This piece is cross-posted from Huffington Post.
The Coalition of Immokalee Workers, the remarkable farmworker organization in Florida that I have written about many times over the years as they continue to win victory after victory in their Campaign for Fair Food, has done it again.
This time they have put together a must-see video that is mandatory watching this holiday season:
Here's an extended excerpt from the CIW's website in which they explain their reasons for putting this remarkable video together:
The holiday season is upon us, which means it's time again to gather around the table with loved ones to celebrate another year of life together, of new beginnings and old friends, of triumphs and of the challenges ahead.
The holiday table unites us, and reminds us that—no matter how high, or low, our day to day lives may take us—in the end, we always make our way back to those whom we love the most, and when we are with them, the world feels right.
Love is the essence of the holidays. Love for our parents and their parents, love for our children and their children. Love for our friends, and love for all men and women with whom we share this fragile world. The holiday table reminds us that, in the end, we are all family, and that we can only truly enjoy the bounties that life gives us if we all enjoy them together, as one.

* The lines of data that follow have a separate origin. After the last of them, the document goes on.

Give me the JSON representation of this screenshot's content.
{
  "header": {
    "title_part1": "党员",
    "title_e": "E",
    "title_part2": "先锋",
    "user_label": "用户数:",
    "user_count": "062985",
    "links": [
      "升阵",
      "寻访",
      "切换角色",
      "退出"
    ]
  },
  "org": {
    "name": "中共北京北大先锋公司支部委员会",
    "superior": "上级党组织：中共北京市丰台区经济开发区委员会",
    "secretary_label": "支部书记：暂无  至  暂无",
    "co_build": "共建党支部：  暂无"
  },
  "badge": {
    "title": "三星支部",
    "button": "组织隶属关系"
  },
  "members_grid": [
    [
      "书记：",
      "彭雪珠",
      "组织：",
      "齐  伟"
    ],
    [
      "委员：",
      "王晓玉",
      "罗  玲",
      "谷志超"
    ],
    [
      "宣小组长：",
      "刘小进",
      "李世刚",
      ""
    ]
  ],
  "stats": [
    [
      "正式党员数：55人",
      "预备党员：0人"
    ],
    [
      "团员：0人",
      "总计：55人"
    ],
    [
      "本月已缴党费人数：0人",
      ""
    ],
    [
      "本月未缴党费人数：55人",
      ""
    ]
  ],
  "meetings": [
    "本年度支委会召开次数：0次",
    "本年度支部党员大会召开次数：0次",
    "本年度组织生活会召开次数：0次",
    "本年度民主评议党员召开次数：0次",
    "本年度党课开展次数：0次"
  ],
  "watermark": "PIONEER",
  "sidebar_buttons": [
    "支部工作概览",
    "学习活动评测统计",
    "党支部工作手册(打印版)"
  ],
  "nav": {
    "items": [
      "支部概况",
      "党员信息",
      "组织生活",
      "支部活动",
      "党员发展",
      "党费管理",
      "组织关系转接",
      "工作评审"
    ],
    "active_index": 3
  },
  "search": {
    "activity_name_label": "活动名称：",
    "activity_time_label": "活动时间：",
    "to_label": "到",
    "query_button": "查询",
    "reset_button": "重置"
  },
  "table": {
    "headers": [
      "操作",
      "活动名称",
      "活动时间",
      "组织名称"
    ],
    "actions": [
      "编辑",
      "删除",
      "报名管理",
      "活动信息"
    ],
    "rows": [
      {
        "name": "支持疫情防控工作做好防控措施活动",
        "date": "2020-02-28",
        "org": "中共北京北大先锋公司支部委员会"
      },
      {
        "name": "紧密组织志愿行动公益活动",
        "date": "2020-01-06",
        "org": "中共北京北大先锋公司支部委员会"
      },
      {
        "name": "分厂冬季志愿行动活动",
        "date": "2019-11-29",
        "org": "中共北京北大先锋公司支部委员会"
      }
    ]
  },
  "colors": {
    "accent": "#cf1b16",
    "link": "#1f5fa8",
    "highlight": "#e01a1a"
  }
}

No one knows this better than Publix. Its holiday commercials are a tour de force in touching that place deep inside each of us that loves not just our families and friends, but our fellow man, too, regardless of the divisions that may separate us in our daily lives. Publix commercials never fail to remind us just how much we have to be thankful for, and how powerful an emotion our love can truly be.

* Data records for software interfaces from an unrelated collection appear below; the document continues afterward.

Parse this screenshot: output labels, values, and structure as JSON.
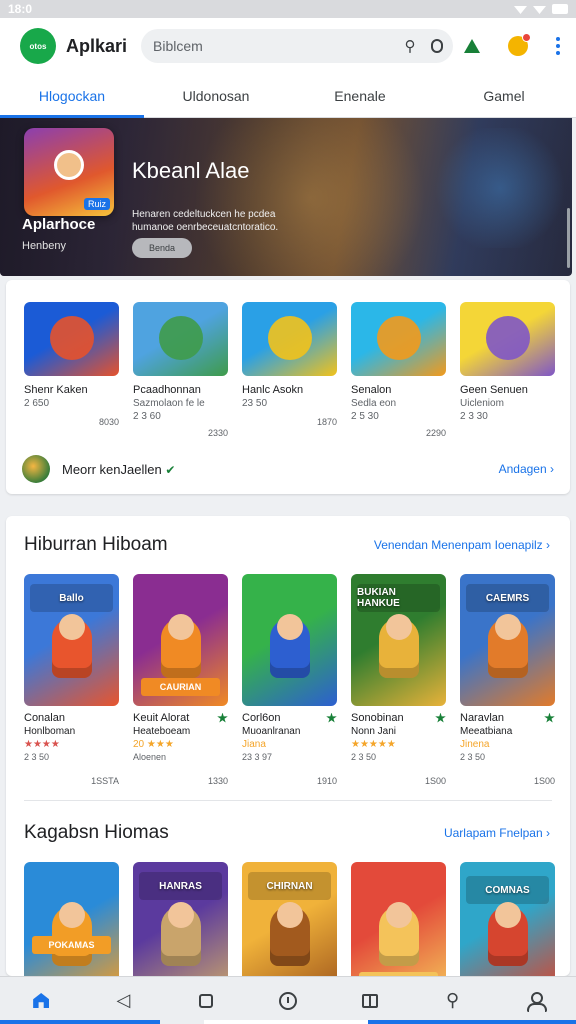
{
  "status": {
    "time": "18:0"
  },
  "app_bar": {
    "logo_text": "otos",
    "title": "Aplkari",
    "search_placeholder": "Biblcem"
  },
  "tabs": [
    {
      "label": "Hlogockan",
      "active": true
    },
    {
      "label": "Uldonosan",
      "active": false
    },
    {
      "label": "Enenale",
      "active": false
    },
    {
      "label": "Gamel",
      "active": false
    }
  ],
  "hero": {
    "badge_chip": "Ruiz",
    "title": "Kbeanl Alae",
    "app_name": "Aplarhoce",
    "sub": "Henbeny",
    "desc_line1": "Henaren cedeltuckcen he pcdea",
    "desc_line2": "humanoe oenrbeceuatcntoratico.",
    "button": "Benda"
  },
  "row1": [
    {
      "name": "Shenr Kaken",
      "meta": "2 650",
      "meta2": "",
      "price": "8030",
      "colors": [
        "#1b5bd6",
        "#e6522c"
      ]
    },
    {
      "name": "Pcaadhonnan",
      "meta": "Sazmolaon fe le",
      "meta2": "2 3 60",
      "price": "2330",
      "colors": [
        "#4fa3e0",
        "#3f9b4a"
      ]
    },
    {
      "name": "Hanlc Asokn",
      "meta": "23 50",
      "meta2": "",
      "price": "1870",
      "colors": [
        "#2aa0e6",
        "#f2c21b"
      ]
    },
    {
      "name": "Senalon",
      "meta": "Sedla eon",
      "meta2": "2 5 30",
      "price": "2290",
      "colors": [
        "#2bb7e8",
        "#f29a1c"
      ]
    },
    {
      "name": "Geen Senuen",
      "meta": "Uicleniom",
      "meta2": "2 3 30",
      "price": "",
      "colors": [
        "#f4d637",
        "#7f56c7"
      ]
    }
  ],
  "promo": {
    "text": "Meorr kenJaellen",
    "link": "Andagen"
  },
  "section1": {
    "title": "Hiburran Hiboam",
    "link": "Venendan Menenpam Ioenapilz"
  },
  "row2": [
    {
      "strip": "Ballo",
      "low": "",
      "name": "Conalan",
      "sub": "Honlboman",
      "stars": "★★★★",
      "stars_red": true,
      "meta": "2 3 50",
      "price": "1SSTA",
      "colors": [
        "#3c78d8",
        "#e8552d"
      ]
    },
    {
      "strip": "",
      "low": "CAURIAN",
      "name": "Keuit Alorat",
      "sub": "Heateboeam",
      "stars": "20 ★★★",
      "stars_red": false,
      "meta": "Aloenen",
      "price": "1330",
      "colors": [
        "#8a2d91",
        "#f08a24"
      ]
    },
    {
      "strip": "",
      "low": "",
      "name": "Corl6on",
      "sub": "Muoanlranan",
      "stars": "Jiana",
      "stars_red": false,
      "meta": "23 3 97",
      "price": "1910",
      "colors": [
        "#35b24a",
        "#2d5fd0"
      ]
    },
    {
      "strip": "BUKIAN HANKUE",
      "low": "",
      "name": "Sonobinan",
      "sub": "Nonn Jani",
      "stars": "★★★★★",
      "stars_red": false,
      "meta": "2 3 50",
      "price": "1S00",
      "colors": [
        "#2f7d2f",
        "#e8b23a"
      ]
    },
    {
      "strip": "CAEMRS",
      "low": "",
      "name": "Naravlan",
      "sub": "Meeatbiana",
      "stars": "Jinena",
      "stars_red": false,
      "meta": "2 3 50",
      "price": "1S00",
      "colors": [
        "#3a74c9",
        "#e27b2a"
      ]
    }
  ],
  "section2": {
    "title": "Kagabsn Hiomas",
    "link": "Uarlapam Fnelpan"
  },
  "row3": [
    {
      "strip": "",
      "low": "POKAMAS",
      "colors": [
        "#2a8bd8",
        "#f29d26"
      ]
    },
    {
      "strip": "HANRAS",
      "low": "",
      "colors": [
        "#5b3a9e",
        "#c9a46b"
      ]
    },
    {
      "strip": "CHIRNAN",
      "low": "",
      "colors": [
        "#f0b23a",
        "#a25a1e"
      ]
    },
    {
      "strip": "",
      "low": "Cuenoll",
      "colors": [
        "#e34a3a",
        "#f4c35a"
      ]
    },
    {
      "strip": "COMNAS",
      "low": "",
      "colors": [
        "#2fa6c9",
        "#d6452f"
      ]
    }
  ]
}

But love without goodwill is an empty emotion. And, sadly, the holiday season has become an annual reminder that Publix—a company founded by a man, George Jenkins, who famously said the words "Don't let making a profit stand in the way of doing the right thing"—is a company that has lost its way. Like any family, the families who own and run Publix gather around their holiday tables and reflect on their joys and struggles. For the families who run Publix, among those joys, year after year, are soaring profits. Yet they inexplicably continue to turn their backs on the farmworkers who make those profits possible.